## EXERCISE INSTRUCTIONS
Return the entries below word for word; no images should appear in the copy.

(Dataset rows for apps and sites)
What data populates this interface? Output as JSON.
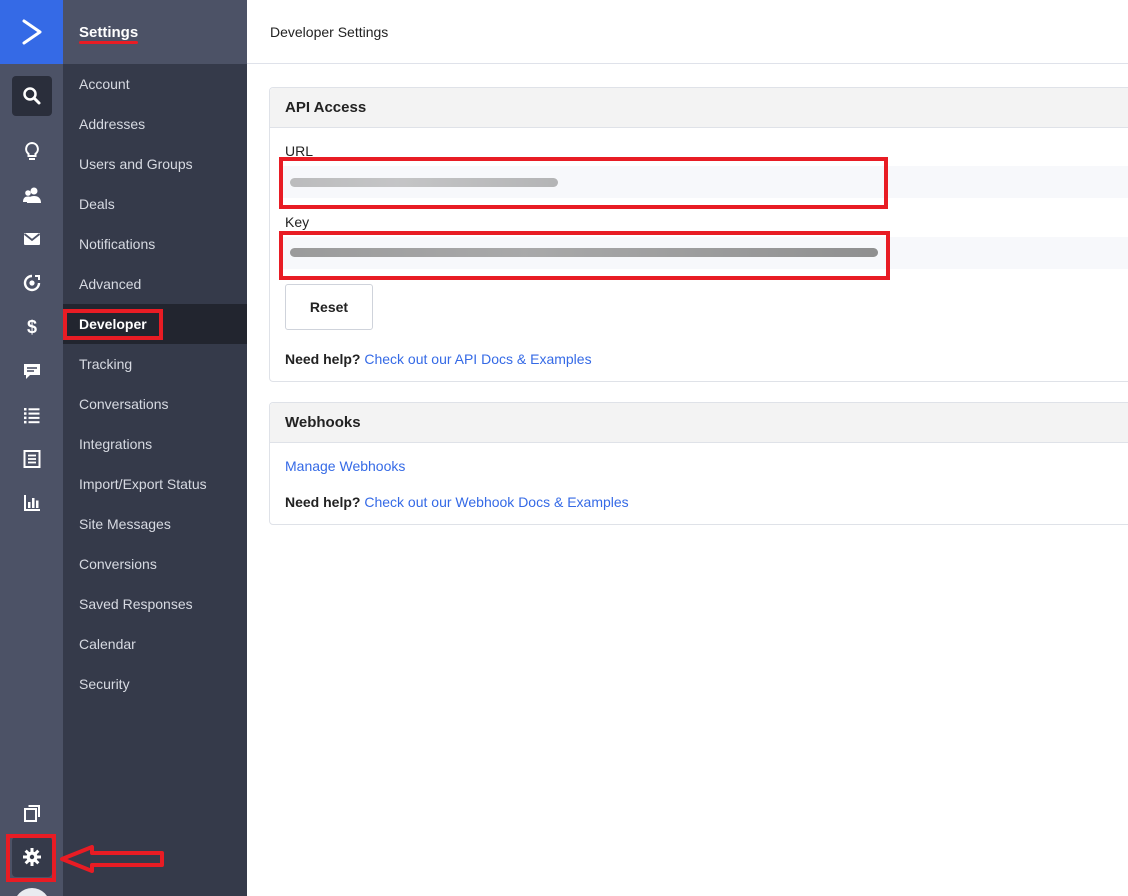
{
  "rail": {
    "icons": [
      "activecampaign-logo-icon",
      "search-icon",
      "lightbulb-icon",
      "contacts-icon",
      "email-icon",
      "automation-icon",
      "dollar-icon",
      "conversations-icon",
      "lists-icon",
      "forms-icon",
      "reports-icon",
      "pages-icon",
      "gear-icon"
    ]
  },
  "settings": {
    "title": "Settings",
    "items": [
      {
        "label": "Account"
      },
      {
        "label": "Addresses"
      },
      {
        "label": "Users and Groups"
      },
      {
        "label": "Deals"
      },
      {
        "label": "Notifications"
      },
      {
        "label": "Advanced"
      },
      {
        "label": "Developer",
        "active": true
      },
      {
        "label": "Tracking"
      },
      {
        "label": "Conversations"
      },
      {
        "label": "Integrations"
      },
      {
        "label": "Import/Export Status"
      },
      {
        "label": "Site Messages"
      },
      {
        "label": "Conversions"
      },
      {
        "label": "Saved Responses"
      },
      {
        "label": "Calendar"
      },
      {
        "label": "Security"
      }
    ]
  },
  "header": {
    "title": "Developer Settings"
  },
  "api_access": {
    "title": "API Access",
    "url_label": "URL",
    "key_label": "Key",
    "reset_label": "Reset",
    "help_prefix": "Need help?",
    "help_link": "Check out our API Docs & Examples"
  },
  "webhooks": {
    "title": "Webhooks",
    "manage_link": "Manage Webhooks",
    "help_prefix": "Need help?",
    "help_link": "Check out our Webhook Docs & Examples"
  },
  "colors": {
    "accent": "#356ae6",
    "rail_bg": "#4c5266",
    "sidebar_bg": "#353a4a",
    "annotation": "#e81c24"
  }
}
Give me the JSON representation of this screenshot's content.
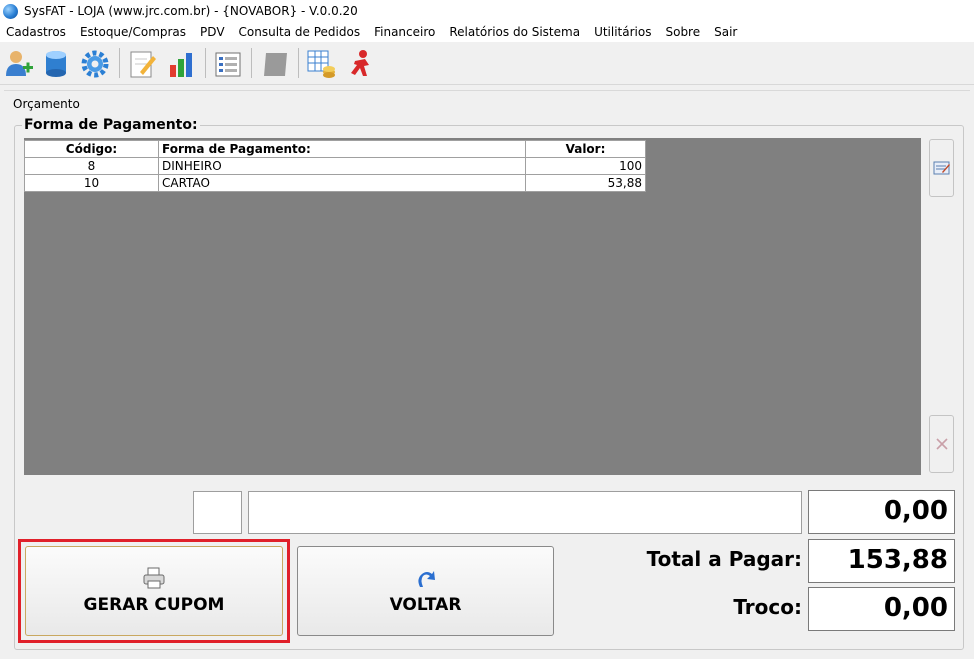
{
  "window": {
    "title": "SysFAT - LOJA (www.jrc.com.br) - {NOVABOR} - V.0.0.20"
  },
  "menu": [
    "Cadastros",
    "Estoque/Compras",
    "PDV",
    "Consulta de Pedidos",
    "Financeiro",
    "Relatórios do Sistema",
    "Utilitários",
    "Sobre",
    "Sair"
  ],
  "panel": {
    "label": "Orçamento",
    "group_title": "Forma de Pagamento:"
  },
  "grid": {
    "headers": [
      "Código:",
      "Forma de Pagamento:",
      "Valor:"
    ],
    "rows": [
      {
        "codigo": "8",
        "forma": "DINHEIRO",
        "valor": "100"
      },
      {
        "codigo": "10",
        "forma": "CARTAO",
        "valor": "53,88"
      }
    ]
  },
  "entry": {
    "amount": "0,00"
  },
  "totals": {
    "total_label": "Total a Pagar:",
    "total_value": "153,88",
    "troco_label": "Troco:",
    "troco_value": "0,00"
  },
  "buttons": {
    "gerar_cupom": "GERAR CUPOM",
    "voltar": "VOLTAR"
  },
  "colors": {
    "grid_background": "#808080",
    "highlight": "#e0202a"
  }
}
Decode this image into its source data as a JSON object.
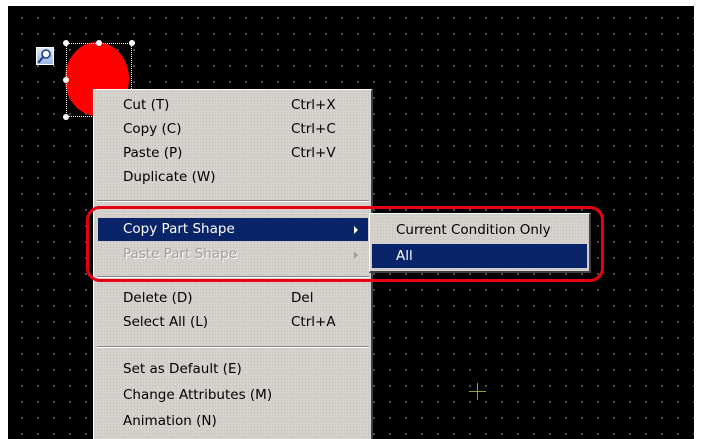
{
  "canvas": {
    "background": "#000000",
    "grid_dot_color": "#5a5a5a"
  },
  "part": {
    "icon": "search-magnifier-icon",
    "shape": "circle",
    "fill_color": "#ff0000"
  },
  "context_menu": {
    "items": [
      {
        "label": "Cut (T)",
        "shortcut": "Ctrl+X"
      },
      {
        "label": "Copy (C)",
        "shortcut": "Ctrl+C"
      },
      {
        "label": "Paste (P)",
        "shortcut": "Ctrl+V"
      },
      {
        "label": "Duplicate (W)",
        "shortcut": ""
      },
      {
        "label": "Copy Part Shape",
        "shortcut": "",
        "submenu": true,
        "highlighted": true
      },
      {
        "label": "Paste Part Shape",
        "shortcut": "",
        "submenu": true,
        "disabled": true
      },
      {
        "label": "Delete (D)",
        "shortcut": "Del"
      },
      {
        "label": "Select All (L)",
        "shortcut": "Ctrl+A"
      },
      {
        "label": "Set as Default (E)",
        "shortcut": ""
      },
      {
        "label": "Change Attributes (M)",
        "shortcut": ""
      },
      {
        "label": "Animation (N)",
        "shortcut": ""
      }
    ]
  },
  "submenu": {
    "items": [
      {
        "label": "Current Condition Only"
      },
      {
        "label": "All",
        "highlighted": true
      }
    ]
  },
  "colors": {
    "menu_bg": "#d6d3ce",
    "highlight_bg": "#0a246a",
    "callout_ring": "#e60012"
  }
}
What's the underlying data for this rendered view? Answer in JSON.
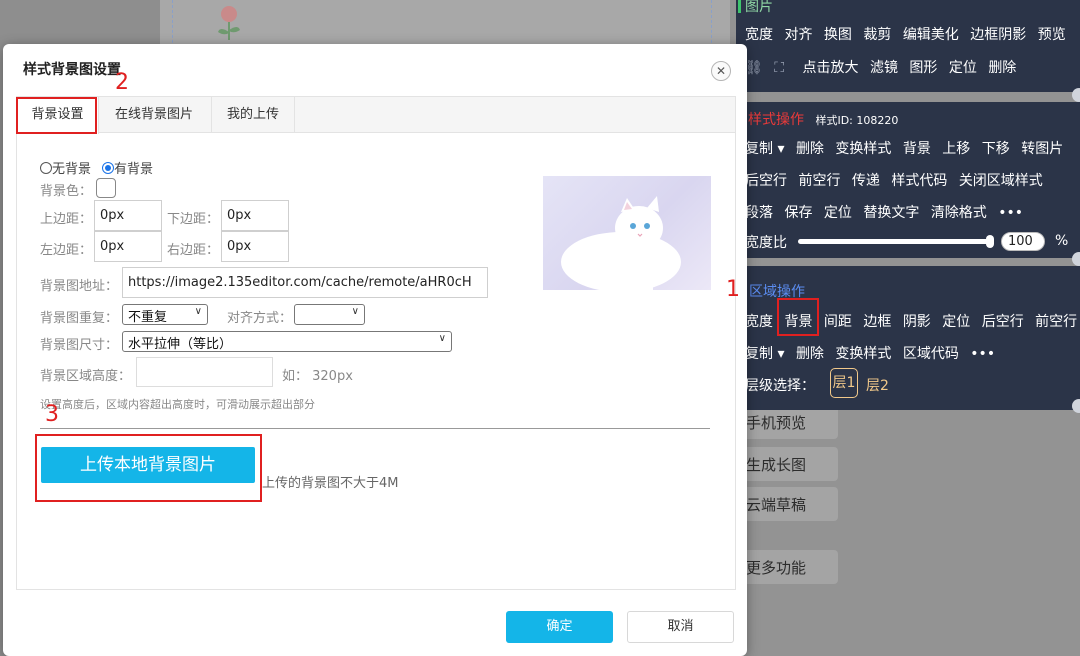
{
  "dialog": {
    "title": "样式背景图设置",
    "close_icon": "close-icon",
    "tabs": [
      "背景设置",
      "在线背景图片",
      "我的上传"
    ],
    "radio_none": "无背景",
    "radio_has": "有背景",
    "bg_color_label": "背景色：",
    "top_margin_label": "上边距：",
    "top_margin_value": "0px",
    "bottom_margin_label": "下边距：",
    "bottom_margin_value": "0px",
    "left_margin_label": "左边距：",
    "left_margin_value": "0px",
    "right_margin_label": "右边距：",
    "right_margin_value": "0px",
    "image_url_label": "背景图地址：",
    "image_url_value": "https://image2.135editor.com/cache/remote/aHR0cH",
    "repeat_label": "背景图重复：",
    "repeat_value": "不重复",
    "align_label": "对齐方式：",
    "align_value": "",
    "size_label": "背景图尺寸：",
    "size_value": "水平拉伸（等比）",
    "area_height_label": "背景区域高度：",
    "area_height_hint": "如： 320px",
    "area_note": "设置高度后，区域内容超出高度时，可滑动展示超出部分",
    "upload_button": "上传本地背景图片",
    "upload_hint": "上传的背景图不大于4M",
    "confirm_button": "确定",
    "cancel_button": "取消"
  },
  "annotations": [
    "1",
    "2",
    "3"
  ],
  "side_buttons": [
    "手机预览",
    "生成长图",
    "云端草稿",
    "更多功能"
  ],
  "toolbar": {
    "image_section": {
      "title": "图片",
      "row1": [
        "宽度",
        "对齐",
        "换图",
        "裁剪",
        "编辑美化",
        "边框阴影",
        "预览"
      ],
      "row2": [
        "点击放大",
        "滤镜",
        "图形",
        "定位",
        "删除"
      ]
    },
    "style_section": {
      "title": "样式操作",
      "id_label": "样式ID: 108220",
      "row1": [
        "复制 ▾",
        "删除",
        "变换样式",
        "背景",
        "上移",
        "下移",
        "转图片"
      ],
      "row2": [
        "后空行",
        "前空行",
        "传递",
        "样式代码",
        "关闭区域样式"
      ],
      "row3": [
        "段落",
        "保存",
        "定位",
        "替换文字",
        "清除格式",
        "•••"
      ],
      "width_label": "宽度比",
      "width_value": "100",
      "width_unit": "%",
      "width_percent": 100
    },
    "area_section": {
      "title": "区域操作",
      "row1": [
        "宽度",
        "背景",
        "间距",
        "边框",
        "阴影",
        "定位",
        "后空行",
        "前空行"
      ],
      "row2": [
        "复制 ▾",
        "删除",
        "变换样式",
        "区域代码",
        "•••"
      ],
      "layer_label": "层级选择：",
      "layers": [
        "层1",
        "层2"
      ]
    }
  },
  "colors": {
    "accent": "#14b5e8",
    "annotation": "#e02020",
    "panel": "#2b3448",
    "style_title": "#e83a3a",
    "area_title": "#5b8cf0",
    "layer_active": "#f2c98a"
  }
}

## ANSWER TO THE EXERCISE
What data populates this interface? Output as JSON.
{
  "rail": {
    "icons": [
      "activecampaign-logo-icon",
      "search-icon",
      "lightbulb-icon",
      "contacts-icon",
      "email-icon",
      "automation-icon",
      "dollar-icon",
      "conversations-icon",
      "lists-icon",
      "forms-icon",
      "reports-icon",
      "pages-icon",
      "gear-icon"
    ]
  },
  "settings": {
    "title": "Settings",
    "items": [
      {
        "label": "Account"
      },
      {
        "label": "Addresses"
      },
      {
        "label": "Users and Groups"
      },
      {
        "label": "Deals"
      },
      {
        "label": "Notifications"
      },
      {
        "label": "Advanced"
      },
      {
        "label": "Developer",
        "active": true
      },
      {
        "label": "Tracking"
      },
      {
        "label": "Conversations"
      },
      {
        "label": "Integrations"
      },
      {
        "label": "Import/Export Status"
      },
      {
        "label": "Site Messages"
      },
      {
        "label": "Conversions"
      },
      {
        "label": "Saved Responses"
      },
      {
        "label": "Calendar"
      },
      {
        "label": "Security"
      }
    ]
  },
  "header": {
    "title": "Developer Settings"
  },
  "api_access": {
    "title": "API Access",
    "url_label": "URL",
    "key_label": "Key",
    "reset_label": "Reset",
    "help_prefix": "Need help?",
    "help_link": "Check out our API Docs & Examples"
  },
  "webhooks": {
    "title": "Webhooks",
    "manage_link": "Manage Webhooks",
    "help_prefix": "Need help?",
    "help_link": "Check out our Webhook Docs & Examples"
  },
  "colors": {
    "accent": "#356ae6",
    "rail_bg": "#4c5266",
    "sidebar_bg": "#353a4a",
    "annotation": "#e81c24"
  }
}
Give me the JSON representation of this screenshot's content.
{
  "window": {
    "title": "SysFAT - LOJA (www.jrc.com.br) - {NOVABOR} - V.0.0.20"
  },
  "menu": [
    "Cadastros",
    "Estoque/Compras",
    "PDV",
    "Consulta de Pedidos",
    "Financeiro",
    "Relatórios do Sistema",
    "Utilitários",
    "Sobre",
    "Sair"
  ],
  "panel": {
    "label": "Orçamento",
    "group_title": "Forma de Pagamento:"
  },
  "grid": {
    "headers": [
      "Código:",
      "Forma de Pagamento:",
      "Valor:"
    ],
    "rows": [
      {
        "codigo": "8",
        "forma": "DINHEIRO",
        "valor": "100"
      },
      {
        "codigo": "10",
        "forma": "CARTAO",
        "valor": "53,88"
      }
    ]
  },
  "entry": {
    "amount": "0,00"
  },
  "totals": {
    "total_label": "Total a Pagar:",
    "total_value": "153,88",
    "troco_label": "Troco:",
    "troco_value": "0,00"
  },
  "buttons": {
    "gerar_cupom": "GERAR CUPOM",
    "voltar": "VOLTAR"
  },
  "colors": {
    "grid_background": "#808080",
    "highlight": "#e0202a"
  }
}
Decode this image into its source data as a JSON object.
{
  "canvas": {
    "background": "#000000",
    "grid_dot_color": "#5a5a5a"
  },
  "part": {
    "icon": "search-magnifier-icon",
    "shape": "circle",
    "fill_color": "#ff0000"
  },
  "context_menu": {
    "items": [
      {
        "label": "Cut (T)",
        "shortcut": "Ctrl+X"
      },
      {
        "label": "Copy (C)",
        "shortcut": "Ctrl+C"
      },
      {
        "label": "Paste (P)",
        "shortcut": "Ctrl+V"
      },
      {
        "label": "Duplicate (W)",
        "shortcut": ""
      },
      {
        "label": "Copy Part Shape",
        "shortcut": "",
        "submenu": true,
        "highlighted": true
      },
      {
        "label": "Paste Part Shape",
        "shortcut": "",
        "submenu": true,
        "disabled": true
      },
      {
        "label": "Delete (D)",
        "shortcut": "Del"
      },
      {
        "label": "Select All (L)",
        "shortcut": "Ctrl+A"
      },
      {
        "label": "Set as Default (E)",
        "shortcut": ""
      },
      {
        "label": "Change Attributes (M)",
        "shortcut": ""
      },
      {
        "label": "Animation (N)",
        "shortcut": ""
      }
    ]
  },
  "submenu": {
    "items": [
      {
        "label": "Current Condition Only"
      },
      {
        "label": "All",
        "highlighted": true
      }
    ]
  },
  "colors": {
    "menu_bg": "#d6d3ce",
    "highlight_bg": "#0a246a",
    "callout_ring": "#e60012"
  }
}
What's the underlying data for this rendered view? Answer in JSON.
{
  "dialog": {
    "title": "样式背景图设置",
    "close_icon": "close-icon",
    "tabs": [
      "背景设置",
      "在线背景图片",
      "我的上传"
    ],
    "radio_none": "无背景",
    "radio_has": "有背景",
    "bg_color_label": "背景色：",
    "top_margin_label": "上边距：",
    "top_margin_value": "0px",
    "bottom_margin_label": "下边距：",
    "bottom_margin_value": "0px",
    "left_margin_label": "左边距：",
    "left_margin_value": "0px",
    "right_margin_label": "右边距：",
    "right_margin_value": "0px",
    "image_url_label": "背景图地址：",
    "image_url_value": "https://image2.135editor.com/cache/remote/aHR0cH",
    "repeat_label": "背景图重复：",
    "repeat_value": "不重复",
    "align_label": "对齐方式：",
    "align_value": "",
    "size_label": "背景图尺寸：",
    "size_value": "水平拉伸（等比）",
    "area_height_label": "背景区域高度：",
    "area_height_hint": "如： 320px",
    "area_note": "设置高度后，区域内容超出高度时，可滑动展示超出部分",
    "upload_button": "上传本地背景图片",
    "upload_hint": "上传的背景图不大于4M",
    "confirm_button": "确定",
    "cancel_button": "取消"
  },
  "annotations": [
    "1",
    "2",
    "3"
  ],
  "side_buttons": [
    "手机预览",
    "生成长图",
    "云端草稿",
    "更多功能"
  ],
  "toolbar": {
    "image_section": {
      "title": "图片",
      "row1": [
        "宽度",
        "对齐",
        "换图",
        "裁剪",
        "编辑美化",
        "边框阴影",
        "预览"
      ],
      "row2": [
        "点击放大",
        "滤镜",
        "图形",
        "定位",
        "删除"
      ]
    },
    "style_section": {
      "title": "样式操作",
      "id_label": "样式ID: 108220",
      "row1": [
        "复制 ▾",
        "删除",
        "变换样式",
        "背景",
        "上移",
        "下移",
        "转图片"
      ],
      "row2": [
        "后空行",
        "前空行",
        "传递",
        "样式代码",
        "关闭区域样式"
      ],
      "row3": [
        "段落",
        "保存",
        "定位",
        "替换文字",
        "清除格式",
        "•••"
      ],
      "width_label": "宽度比",
      "width_value": "100",
      "width_unit": "%",
      "width_percent": 100
    },
    "area_section": {
      "title": "区域操作",
      "row1": [
        "宽度",
        "背景",
        "间距",
        "边框",
        "阴影",
        "定位",
        "后空行",
        "前空行"
      ],
      "row2": [
        "复制 ▾",
        "删除",
        "变换样式",
        "区域代码",
        "•••"
      ],
      "layer_label": "层级选择：",
      "layers": [
        "层1",
        "层2"
      ]
    }
  },
  "colors": {
    "accent": "#14b5e8",
    "annotation": "#e02020",
    "panel": "#2b3448",
    "style_title": "#e83a3a",
    "area_title": "#5b8cf0",
    "layer_active": "#f2c98a"
  }
}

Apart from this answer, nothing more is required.